Category: La Monte Young

LaMonte Young: Just Stompin’

Folder

Gramavision 1993.  R2 79487

Discogs

LaMonte Young is one of the most important musical figures of the 20th century, although he remains relatively unknown.  He’s considered the originator of minimalism (although I reckon Satie got there first) and as such his influence is writ large across much music that you probably are familiar with.  That’s most obvious with musicians like Philip Glass, or to a lesser extent Terry Riley who ploughed a somewhat similar furrow but with an eye on selling records.  His influence is probably most often felt in electronic music where minimalism has become mainstream, but also in the fringes of rock where the use of drones has become more widespread – Spiritualized being perhaps the most obvious to me, although Main, who I’ve posted here in the past are another example.
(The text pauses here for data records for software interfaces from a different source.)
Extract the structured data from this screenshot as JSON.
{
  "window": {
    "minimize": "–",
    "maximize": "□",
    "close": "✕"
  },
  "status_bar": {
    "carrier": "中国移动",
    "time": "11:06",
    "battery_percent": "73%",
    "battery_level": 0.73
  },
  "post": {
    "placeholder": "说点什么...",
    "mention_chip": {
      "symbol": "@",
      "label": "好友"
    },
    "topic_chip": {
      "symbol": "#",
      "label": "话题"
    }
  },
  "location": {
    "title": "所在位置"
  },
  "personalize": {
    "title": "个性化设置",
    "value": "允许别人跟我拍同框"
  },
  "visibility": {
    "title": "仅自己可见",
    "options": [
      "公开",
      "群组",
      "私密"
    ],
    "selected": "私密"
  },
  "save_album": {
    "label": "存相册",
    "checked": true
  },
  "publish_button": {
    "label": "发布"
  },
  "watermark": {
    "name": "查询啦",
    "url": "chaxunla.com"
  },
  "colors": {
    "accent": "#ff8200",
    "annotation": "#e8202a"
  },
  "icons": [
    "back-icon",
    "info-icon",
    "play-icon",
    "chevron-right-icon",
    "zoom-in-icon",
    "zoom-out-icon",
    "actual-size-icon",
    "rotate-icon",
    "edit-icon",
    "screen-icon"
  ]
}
He was also very much involved with the experimental music scene in New York in the 1960s, working with John Cale (of the Velvets) and Yoko Ono.

Young’s defining work is the sprawling 5cd set, The Well Tuned Piano, a six hour solo piano piece whose evolution has consumed much of his life.  The “tuning” in the title refers to “just intonation” which is an alternative tuning he developed which frankly I don’t understand, but listening to it is much more manageable than you might expect.  I can syncronise most of the music systems in my house, and setting them all to play this while I potter about is a favourite activity on a rainy day.
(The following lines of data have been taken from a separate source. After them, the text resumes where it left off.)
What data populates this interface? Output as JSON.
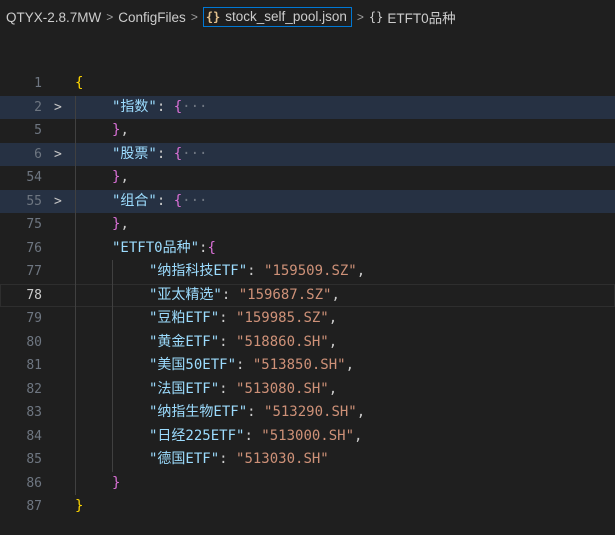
{
  "breadcrumb": {
    "folder1": "QTYX-2.8.7MW",
    "folder2": "ConfigFiles",
    "file_icon": "{}",
    "file": "stock_self_pool.json",
    "symbol_icon": "{}",
    "symbol": "ETFT0品种"
  },
  "lines": [
    {
      "n": "1",
      "indent": 0,
      "fold": "",
      "cls": "",
      "tokens": [
        {
          "c": "b1",
          "t": "{"
        }
      ]
    },
    {
      "n": "2",
      "indent": 1,
      "fold": ">",
      "cls": "folded-line",
      "tokens": [
        {
          "c": "k",
          "t": "\"指数\""
        },
        {
          "c": "p",
          "t": ": "
        },
        {
          "c": "b2",
          "t": "{"
        },
        {
          "c": "ell",
          "t": "···"
        }
      ]
    },
    {
      "n": "5",
      "indent": 1,
      "fold": "",
      "cls": "",
      "tokens": [
        {
          "c": "b2",
          "t": "}"
        },
        {
          "c": "p",
          "t": ","
        }
      ]
    },
    {
      "n": "6",
      "indent": 1,
      "fold": ">",
      "cls": "folded-line",
      "tokens": [
        {
          "c": "k",
          "t": "\"股票\""
        },
        {
          "c": "p",
          "t": ": "
        },
        {
          "c": "b2",
          "t": "{"
        },
        {
          "c": "ell",
          "t": "···"
        }
      ]
    },
    {
      "n": "54",
      "indent": 1,
      "fold": "",
      "cls": "",
      "tokens": [
        {
          "c": "b2",
          "t": "}"
        },
        {
          "c": "p",
          "t": ","
        }
      ]
    },
    {
      "n": "55",
      "indent": 1,
      "fold": ">",
      "cls": "folded-line",
      "tokens": [
        {
          "c": "k",
          "t": "\"组合\""
        },
        {
          "c": "p",
          "t": ": "
        },
        {
          "c": "b2",
          "t": "{"
        },
        {
          "c": "ell",
          "t": "···"
        }
      ]
    },
    {
      "n": "75",
      "indent": 1,
      "fold": "",
      "cls": "",
      "tokens": [
        {
          "c": "b2",
          "t": "}"
        },
        {
          "c": "p",
          "t": ","
        }
      ]
    },
    {
      "n": "76",
      "indent": 1,
      "fold": "",
      "cls": "",
      "tokens": [
        {
          "c": "k",
          "t": "\"ETFT0品种\""
        },
        {
          "c": "p",
          "t": ":"
        },
        {
          "c": "b2",
          "t": "{"
        }
      ]
    },
    {
      "n": "77",
      "indent": 2,
      "fold": "",
      "cls": "",
      "tokens": [
        {
          "c": "k",
          "t": "\"纳指科技ETF\""
        },
        {
          "c": "p",
          "t": ": "
        },
        {
          "c": "s",
          "t": "\"159509.SZ\""
        },
        {
          "c": "p",
          "t": ","
        }
      ]
    },
    {
      "n": "78",
      "indent": 2,
      "fold": "",
      "cls": "current",
      "tokens": [
        {
          "c": "k",
          "t": "\"亚太精选\""
        },
        {
          "c": "p",
          "t": ": "
        },
        {
          "c": "s",
          "t": "\"159687.SZ\""
        },
        {
          "c": "p",
          "t": ","
        }
      ]
    },
    {
      "n": "79",
      "indent": 2,
      "fold": "",
      "cls": "",
      "tokens": [
        {
          "c": "k",
          "t": "\"豆粕ETF\""
        },
        {
          "c": "p",
          "t": ": "
        },
        {
          "c": "s",
          "t": "\"159985.SZ\""
        },
        {
          "c": "p",
          "t": ","
        }
      ]
    },
    {
      "n": "80",
      "indent": 2,
      "fold": "",
      "cls": "",
      "tokens": [
        {
          "c": "k",
          "t": "\"黄金ETF\""
        },
        {
          "c": "p",
          "t": ": "
        },
        {
          "c": "s",
          "t": "\"518860.SH\""
        },
        {
          "c": "p",
          "t": ","
        }
      ]
    },
    {
      "n": "81",
      "indent": 2,
      "fold": "",
      "cls": "",
      "tokens": [
        {
          "c": "k",
          "t": "\"美国50ETF\""
        },
        {
          "c": "p",
          "t": ": "
        },
        {
          "c": "s",
          "t": "\"513850.SH\""
        },
        {
          "c": "p",
          "t": ","
        }
      ]
    },
    {
      "n": "82",
      "indent": 2,
      "fold": "",
      "cls": "",
      "tokens": [
        {
          "c": "k",
          "t": "\"法国ETF\""
        },
        {
          "c": "p",
          "t": ": "
        },
        {
          "c": "s",
          "t": "\"513080.SH\""
        },
        {
          "c": "p",
          "t": ","
        }
      ]
    },
    {
      "n": "83",
      "indent": 2,
      "fold": "",
      "cls": "",
      "tokens": [
        {
          "c": "k",
          "t": "\"纳指生物ETF\""
        },
        {
          "c": "p",
          "t": ": "
        },
        {
          "c": "s",
          "t": "\"513290.SH\""
        },
        {
          "c": "p",
          "t": ","
        }
      ]
    },
    {
      "n": "84",
      "indent": 2,
      "fold": "",
      "cls": "",
      "tokens": [
        {
          "c": "k",
          "t": "\"日经225ETF\""
        },
        {
          "c": "p",
          "t": ": "
        },
        {
          "c": "s",
          "t": "\"513000.SH\""
        },
        {
          "c": "p",
          "t": ","
        }
      ]
    },
    {
      "n": "85",
      "indent": 2,
      "fold": "",
      "cls": "",
      "tokens": [
        {
          "c": "k",
          "t": "\"德国ETF\""
        },
        {
          "c": "p",
          "t": ": "
        },
        {
          "c": "s",
          "t": "\"513030.SH\""
        }
      ]
    },
    {
      "n": "86",
      "indent": 1,
      "fold": "",
      "cls": "",
      "tokens": [
        {
          "c": "b2",
          "t": "}"
        }
      ]
    },
    {
      "n": "87",
      "indent": 0,
      "fold": "",
      "cls": "",
      "tokens": [
        {
          "c": "b1",
          "t": "}"
        }
      ]
    }
  ]
}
This double CD was unexpected when it came out because it’s an extended (2 hour) blues jam – on the face of it a departure from the experimental minimialism he’s known for.  Young himself claims that all his music is blues based, and I can see a certain logic in that early blues can be quite minimal and it is where Young came from musically.  He plays a synthesiser here which has been tuned in the same way as the piano in The Well Tuned Piano, although that isn’t obvious to me.  This works because of the endlessly interesting interplay between Young and the guitarist John Catler – despite expectations this CD doesn’t drag at all.

Young is famously reluctant to make his music available.  What little he has released during his lifetime is all long deleted and commands truly insane prices.  I’m on his mailing list and got very irritated that he used to send regular emails pleading poverty and asking for money while refusing to make his back catalogue available.  My guess is that nothing will now appear until he dies, so if you want more, trawling the net for dodgy downloads is your only option.  I may post more here at some point.  If you’re ever in New York, it’s worth keeping an eye on his web site for his rare performances, but if there’s nothing on you can visit anyway to see/hear the Dreamhouse installation which I thought was worth the effort.